> Aim of the exercise:
Your output should be the listing itself, repeated exactly.

Source information below:

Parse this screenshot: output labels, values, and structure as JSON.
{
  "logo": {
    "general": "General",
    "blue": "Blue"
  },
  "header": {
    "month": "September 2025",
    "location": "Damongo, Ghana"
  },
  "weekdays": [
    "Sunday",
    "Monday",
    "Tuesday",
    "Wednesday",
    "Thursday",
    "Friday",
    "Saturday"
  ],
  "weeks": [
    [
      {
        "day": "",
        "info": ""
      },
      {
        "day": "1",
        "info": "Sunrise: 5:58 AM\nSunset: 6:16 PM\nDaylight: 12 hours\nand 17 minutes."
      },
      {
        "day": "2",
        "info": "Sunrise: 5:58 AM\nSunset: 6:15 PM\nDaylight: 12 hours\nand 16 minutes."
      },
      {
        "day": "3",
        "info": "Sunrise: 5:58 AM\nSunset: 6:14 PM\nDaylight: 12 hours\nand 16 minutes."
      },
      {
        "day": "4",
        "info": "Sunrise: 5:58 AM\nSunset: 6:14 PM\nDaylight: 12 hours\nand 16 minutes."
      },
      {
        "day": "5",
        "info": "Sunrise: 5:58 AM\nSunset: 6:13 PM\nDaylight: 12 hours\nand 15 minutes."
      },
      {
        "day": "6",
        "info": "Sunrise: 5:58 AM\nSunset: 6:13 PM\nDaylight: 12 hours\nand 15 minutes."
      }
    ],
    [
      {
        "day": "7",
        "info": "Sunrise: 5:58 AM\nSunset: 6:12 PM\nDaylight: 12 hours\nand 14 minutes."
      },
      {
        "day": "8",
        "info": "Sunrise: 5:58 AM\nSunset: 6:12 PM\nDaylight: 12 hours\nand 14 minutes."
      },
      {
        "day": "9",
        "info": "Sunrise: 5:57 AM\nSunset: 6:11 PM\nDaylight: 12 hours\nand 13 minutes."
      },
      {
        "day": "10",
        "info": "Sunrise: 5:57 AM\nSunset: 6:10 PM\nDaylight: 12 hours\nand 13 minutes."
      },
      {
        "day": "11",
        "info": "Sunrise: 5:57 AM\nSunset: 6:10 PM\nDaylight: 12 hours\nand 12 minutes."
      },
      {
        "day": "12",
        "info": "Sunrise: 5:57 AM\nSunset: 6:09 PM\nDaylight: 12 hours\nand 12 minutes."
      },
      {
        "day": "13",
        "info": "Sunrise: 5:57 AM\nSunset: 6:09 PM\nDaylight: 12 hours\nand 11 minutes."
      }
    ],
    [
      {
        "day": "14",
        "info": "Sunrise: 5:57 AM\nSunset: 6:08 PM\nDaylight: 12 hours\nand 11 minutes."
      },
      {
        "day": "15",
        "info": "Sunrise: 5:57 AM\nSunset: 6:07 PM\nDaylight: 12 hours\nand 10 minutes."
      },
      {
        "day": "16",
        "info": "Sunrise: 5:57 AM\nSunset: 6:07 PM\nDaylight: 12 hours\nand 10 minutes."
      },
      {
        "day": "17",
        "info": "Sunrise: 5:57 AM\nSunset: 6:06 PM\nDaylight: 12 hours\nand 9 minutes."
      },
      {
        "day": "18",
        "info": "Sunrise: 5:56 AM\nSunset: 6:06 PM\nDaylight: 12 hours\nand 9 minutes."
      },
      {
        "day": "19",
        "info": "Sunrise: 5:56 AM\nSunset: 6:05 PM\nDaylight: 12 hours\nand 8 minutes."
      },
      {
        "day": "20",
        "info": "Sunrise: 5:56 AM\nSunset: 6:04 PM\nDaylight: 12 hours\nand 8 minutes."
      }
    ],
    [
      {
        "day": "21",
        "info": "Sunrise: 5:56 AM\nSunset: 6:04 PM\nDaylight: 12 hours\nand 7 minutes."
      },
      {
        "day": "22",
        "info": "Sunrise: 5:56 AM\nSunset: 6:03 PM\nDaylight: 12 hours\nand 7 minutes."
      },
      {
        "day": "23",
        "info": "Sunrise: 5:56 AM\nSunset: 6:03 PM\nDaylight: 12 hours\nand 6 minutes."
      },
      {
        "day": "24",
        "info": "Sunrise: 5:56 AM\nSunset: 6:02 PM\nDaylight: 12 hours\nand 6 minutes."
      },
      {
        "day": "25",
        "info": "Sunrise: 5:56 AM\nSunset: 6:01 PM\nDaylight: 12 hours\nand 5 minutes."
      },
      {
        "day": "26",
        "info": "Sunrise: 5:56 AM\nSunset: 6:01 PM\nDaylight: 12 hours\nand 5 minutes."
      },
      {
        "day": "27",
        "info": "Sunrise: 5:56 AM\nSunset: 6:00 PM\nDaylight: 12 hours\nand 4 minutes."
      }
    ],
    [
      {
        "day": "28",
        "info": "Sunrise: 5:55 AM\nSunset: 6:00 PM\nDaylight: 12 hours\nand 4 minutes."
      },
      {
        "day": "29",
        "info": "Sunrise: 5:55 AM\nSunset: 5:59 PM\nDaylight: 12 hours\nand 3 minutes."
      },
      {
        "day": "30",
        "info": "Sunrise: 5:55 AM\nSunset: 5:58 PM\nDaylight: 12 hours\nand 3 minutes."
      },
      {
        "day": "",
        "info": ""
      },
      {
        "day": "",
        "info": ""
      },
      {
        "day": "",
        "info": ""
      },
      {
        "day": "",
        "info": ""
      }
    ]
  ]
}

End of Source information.

> Final answer:
Parse this screenshot: output labels, values, and structure as JSON.
{
  "logo": {
    "general": "General",
    "blue": "Blue"
  },
  "header": {
    "month": "September 2025",
    "location": "Damongo, Ghana"
  },
  "weekdays": [
    "Sunday",
    "Monday",
    "Tuesday",
    "Wednesday",
    "Thursday",
    "Friday",
    "Saturday"
  ],
  "weeks": [
    [
      {
        "day": "",
        "info": ""
      },
      {
        "day": "1",
        "info": "Sunrise: 5:58 AM\nSunset: 6:16 PM\nDaylight: 12 hours\nand 17 minutes."
      },
      {
        "day": "2",
        "info": "Sunrise: 5:58 AM\nSunset: 6:15 PM\nDaylight: 12 hours\nand 16 minutes."
      },
      {
        "day": "3",
        "info": "Sunrise: 5:58 AM\nSunset: 6:14 PM\nDaylight: 12 hours\nand 16 minutes."
      },
      {
        "day": "4",
        "info": "Sunrise: 5:58 AM\nSunset: 6:14 PM\nDaylight: 12 hours\nand 16 minutes."
      },
      {
        "day": "5",
        "info": "Sunrise: 5:58 AM\nSunset: 6:13 PM\nDaylight: 12 hours\nand 15 minutes."
      },
      {
        "day": "6",
        "info": "Sunrise: 5:58 AM\nSunset: 6:13 PM\nDaylight: 12 hours\nand 15 minutes."
      }
    ],
    [
      {
        "day": "7",
        "info": "Sunrise: 5:58 AM\nSunset: 6:12 PM\nDaylight: 12 hours\nand 14 minutes."
      },
      {
        "day": "8",
        "info": "Sunrise: 5:58 AM\nSunset: 6:12 PM\nDaylight: 12 hours\nand 14 minutes."
      },
      {
        "day": "9",
        "info": "Sunrise: 5:57 AM\nSunset: 6:11 PM\nDaylight: 12 hours\nand 13 minutes."
      },
      {
        "day": "10",
        "info": "Sunrise: 5:57 AM\nSunset: 6:10 PM\nDaylight: 12 hours\nand 13 minutes."
      },
      {
        "day": "11",
        "info": "Sunrise: 5:57 AM\nSunset: 6:10 PM\nDaylight: 12 hours\nand 12 minutes."
      },
      {
        "day": "12",
        "info": "Sunrise: 5:57 AM\nSunset: 6:09 PM\nDaylight: 12 hours\nand 12 minutes."
      },
      {
        "day": "13",
        "info": "Sunrise: 5:57 AM\nSunset: 6:09 PM\nDaylight: 12 hours\nand 11 minutes."
      }
    ],
    [
      {
        "day": "14",
        "info": "Sunrise: 5:57 AM\nSunset: 6:08 PM\nDaylight: 12 hours\nand 11 minutes."
      },
      {
        "day": "15",
        "info": "Sunrise: 5:57 AM\nSunset: 6:07 PM\nDaylight: 12 hours\nand 10 minutes."
      },
      {
        "day": "16",
        "info": "Sunrise: 5:57 AM\nSunset: 6:07 PM\nDaylight: 12 hours\nand 10 minutes."
      },
      {
        "day": "17",
        "info": "Sunrise: 5:57 AM\nSunset: 6:06 PM\nDaylight: 12 hours\nand 9 minutes."
      },
      {
        "day": "18",
        "info": "Sunrise: 5:56 AM\nSunset: 6:06 PM\nDaylight: 12 hours\nand 9 minutes."
      },
      {
        "day": "19",
        "info": "Sunrise: 5:56 AM\nSunset: 6:05 PM\nDaylight: 12 hours\nand 8 minutes."
      },
      {
        "day": "20",
        "info": "Sunrise: 5:56 AM\nSunset: 6:04 PM\nDaylight: 12 hours\nand 8 minutes."
      }
    ],
    [
      {
        "day": "21",
        "info": "Sunrise: 5:56 AM\nSunset: 6:04 PM\nDaylight: 12 hours\nand 7 minutes."
      },
      {
        "day": "22",
        "info": "Sunrise: 5:56 AM\nSunset: 6:03 PM\nDaylight: 12 hours\nand 7 minutes."
      },
      {
        "day": "23",
        "info": "Sunrise: 5:56 AM\nSunset: 6:03 PM\nDaylight: 12 hours\nand 6 minutes."
      },
      {
        "day": "24",
        "info": "Sunrise: 5:56 AM\nSunset: 6:02 PM\nDaylight: 12 hours\nand 6 minutes."
      },
      {
        "day": "25",
        "info": "Sunrise: 5:56 AM\nSunset: 6:01 PM\nDaylight: 12 hours\nand 5 minutes."
      },
      {
        "day": "26",
        "info": "Sunrise: 5:56 AM\nSunset: 6:01 PM\nDaylight: 12 hours\nand 5 minutes."
      },
      {
        "day": "27",
        "info": "Sunrise: 5:56 AM\nSunset: 6:00 PM\nDaylight: 12 hours\nand 4 minutes."
      }
    ],
    [
      {
        "day": "28",
        "info": "Sunrise: 5:55 AM\nSunset: 6:00 PM\nDaylight: 12 hours\nand 4 minutes."
      },
      {
        "day": "29",
        "info": "Sunrise: 5:55 AM\nSunset: 5:59 PM\nDaylight: 12 hours\nand 3 minutes."
      },
      {
        "day": "30",
        "info": "Sunrise: 5:55 AM\nSunset: 5:58 PM\nDaylight: 12 hours\nand 3 minutes."
      },
      {
        "day": "",
        "info": ""
      },
      {
        "day": "",
        "info": ""
      },
      {
        "day": "",
        "info": ""
      },
      {
        "day": "",
        "info": ""
      }
    ]
  ]
}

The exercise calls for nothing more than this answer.